Examine the entries below, count the lines holding the string "chevron", and respond with the number only.

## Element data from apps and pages
━━━━━━

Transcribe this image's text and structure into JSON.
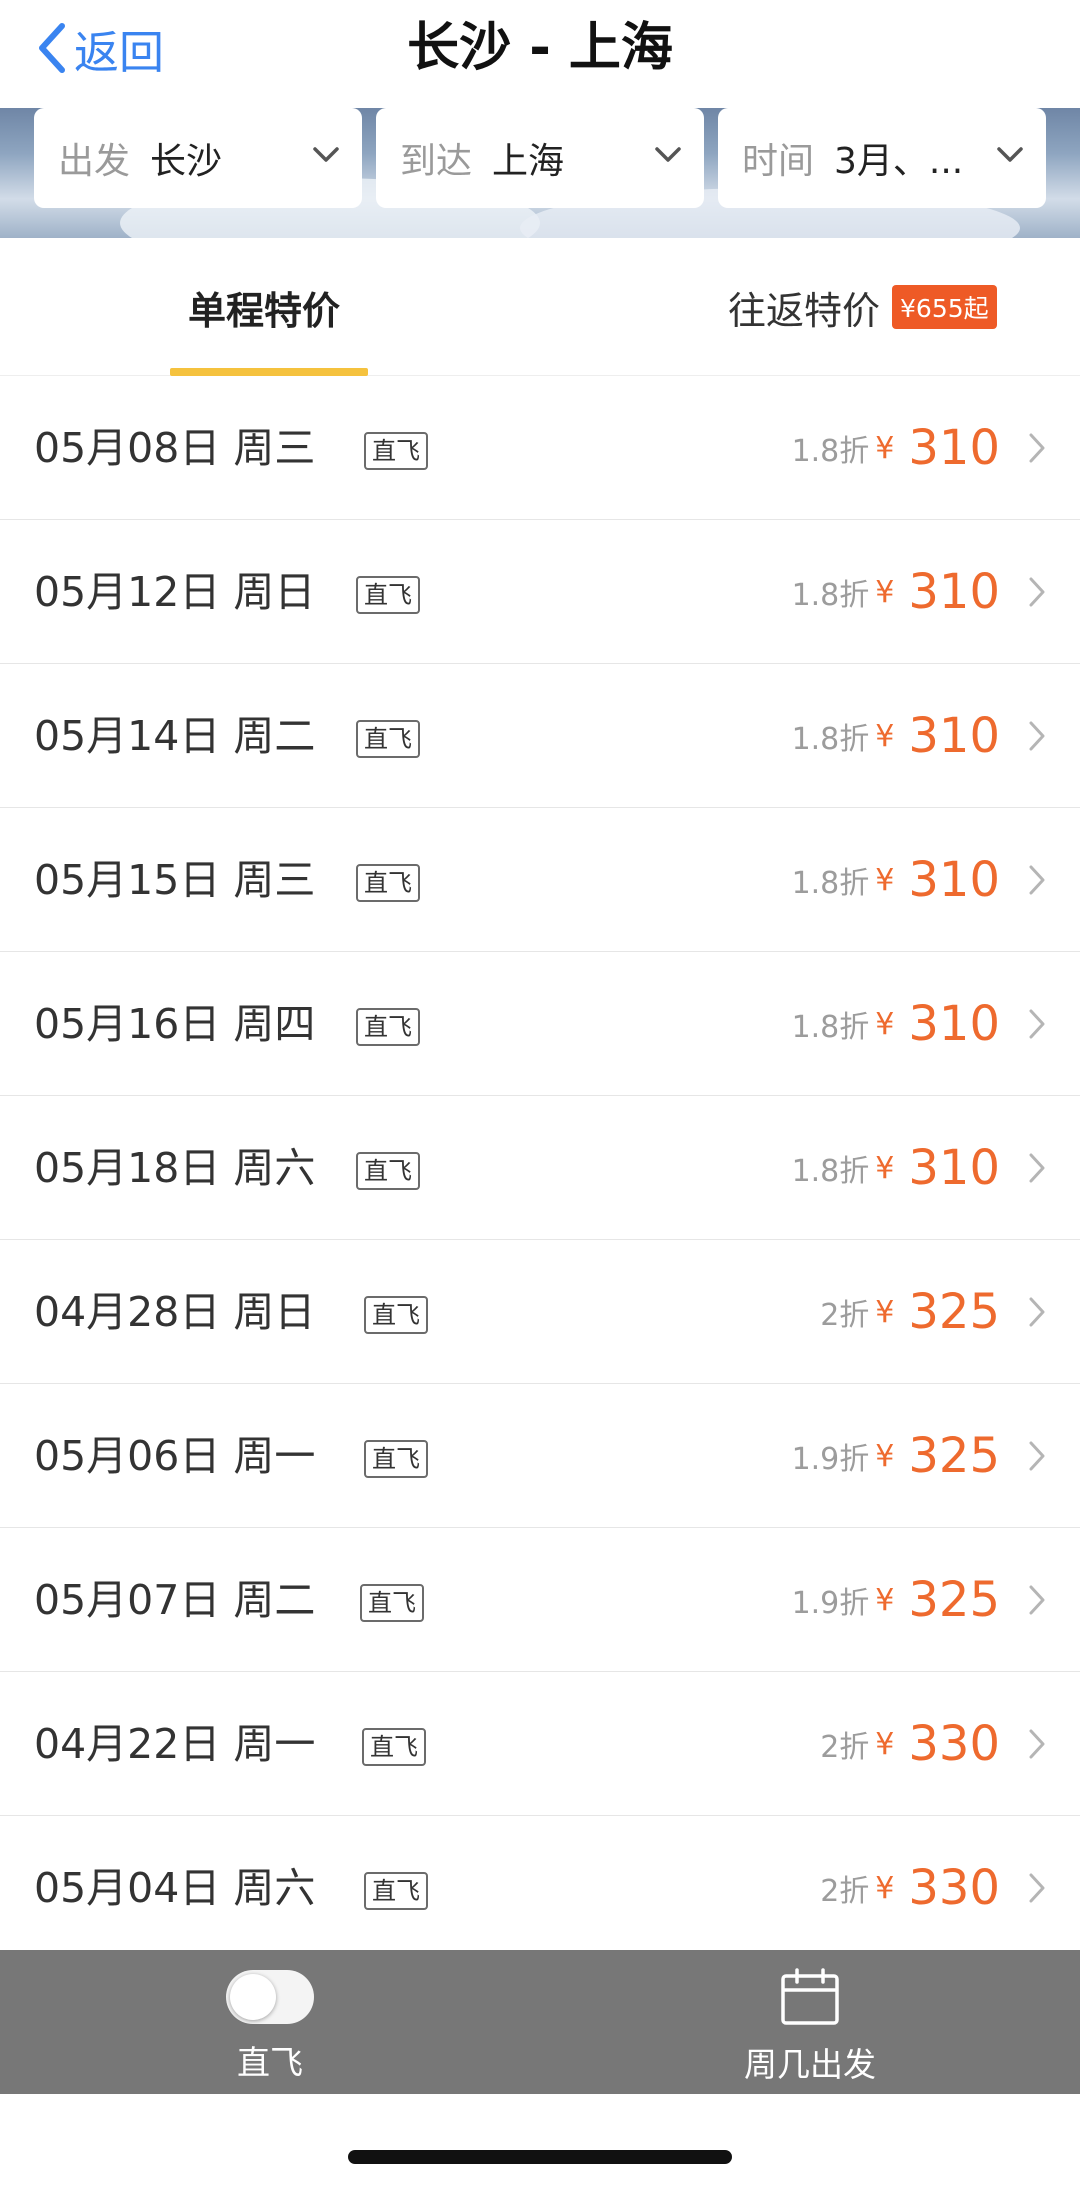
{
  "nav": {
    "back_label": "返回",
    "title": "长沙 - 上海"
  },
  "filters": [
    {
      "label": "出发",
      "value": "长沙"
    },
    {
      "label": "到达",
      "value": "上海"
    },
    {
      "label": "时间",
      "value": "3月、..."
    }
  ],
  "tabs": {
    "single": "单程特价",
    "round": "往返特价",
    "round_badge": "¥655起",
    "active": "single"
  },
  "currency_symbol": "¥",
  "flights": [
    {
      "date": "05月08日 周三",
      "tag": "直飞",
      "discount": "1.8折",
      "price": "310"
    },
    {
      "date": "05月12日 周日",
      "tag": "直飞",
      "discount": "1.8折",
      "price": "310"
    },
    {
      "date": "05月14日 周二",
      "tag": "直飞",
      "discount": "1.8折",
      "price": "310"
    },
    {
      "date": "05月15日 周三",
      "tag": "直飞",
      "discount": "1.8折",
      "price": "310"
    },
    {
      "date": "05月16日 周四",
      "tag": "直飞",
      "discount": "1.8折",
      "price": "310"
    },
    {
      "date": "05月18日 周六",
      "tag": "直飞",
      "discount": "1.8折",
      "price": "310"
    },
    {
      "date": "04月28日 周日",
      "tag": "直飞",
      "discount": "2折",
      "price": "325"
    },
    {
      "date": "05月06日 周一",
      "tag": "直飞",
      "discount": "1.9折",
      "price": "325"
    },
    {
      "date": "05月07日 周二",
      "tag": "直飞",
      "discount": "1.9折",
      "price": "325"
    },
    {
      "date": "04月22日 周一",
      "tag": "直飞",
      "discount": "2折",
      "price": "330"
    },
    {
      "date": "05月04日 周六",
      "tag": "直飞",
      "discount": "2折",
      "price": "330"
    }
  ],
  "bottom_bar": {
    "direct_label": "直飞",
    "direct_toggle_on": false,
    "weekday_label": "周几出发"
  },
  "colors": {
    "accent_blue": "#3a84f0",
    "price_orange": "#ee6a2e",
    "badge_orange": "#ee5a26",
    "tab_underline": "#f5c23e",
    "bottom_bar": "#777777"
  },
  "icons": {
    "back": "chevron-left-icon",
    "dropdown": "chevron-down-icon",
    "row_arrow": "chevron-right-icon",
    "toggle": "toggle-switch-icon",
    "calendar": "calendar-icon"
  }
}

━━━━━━

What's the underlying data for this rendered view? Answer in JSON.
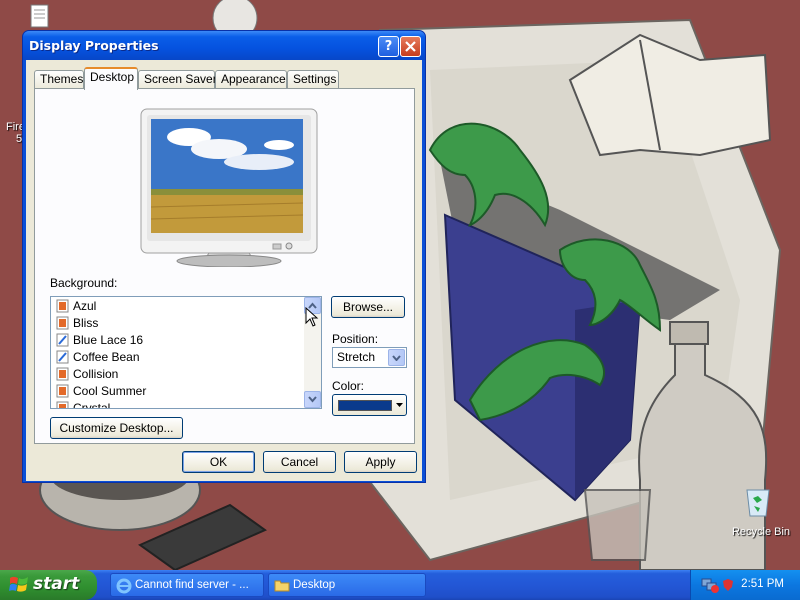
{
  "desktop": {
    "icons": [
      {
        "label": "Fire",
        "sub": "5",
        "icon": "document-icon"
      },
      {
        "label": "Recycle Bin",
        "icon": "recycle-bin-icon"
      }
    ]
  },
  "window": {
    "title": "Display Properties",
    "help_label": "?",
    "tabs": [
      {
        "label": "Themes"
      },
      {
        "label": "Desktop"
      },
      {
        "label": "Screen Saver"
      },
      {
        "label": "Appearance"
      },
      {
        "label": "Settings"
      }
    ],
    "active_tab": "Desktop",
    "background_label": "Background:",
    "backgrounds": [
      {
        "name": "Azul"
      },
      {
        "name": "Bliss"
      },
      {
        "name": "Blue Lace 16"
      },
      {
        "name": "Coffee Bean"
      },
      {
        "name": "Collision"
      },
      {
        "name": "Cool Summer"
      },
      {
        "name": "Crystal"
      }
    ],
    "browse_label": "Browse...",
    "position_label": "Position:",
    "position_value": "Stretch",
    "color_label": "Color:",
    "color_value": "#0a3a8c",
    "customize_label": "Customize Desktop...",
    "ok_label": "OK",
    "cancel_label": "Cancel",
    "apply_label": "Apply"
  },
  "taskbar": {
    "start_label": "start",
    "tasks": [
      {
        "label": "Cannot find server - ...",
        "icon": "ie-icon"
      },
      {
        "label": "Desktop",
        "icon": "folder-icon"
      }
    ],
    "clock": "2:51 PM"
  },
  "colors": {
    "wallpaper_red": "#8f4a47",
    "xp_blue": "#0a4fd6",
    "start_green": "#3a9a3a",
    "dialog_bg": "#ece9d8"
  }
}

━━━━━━

## Reply
3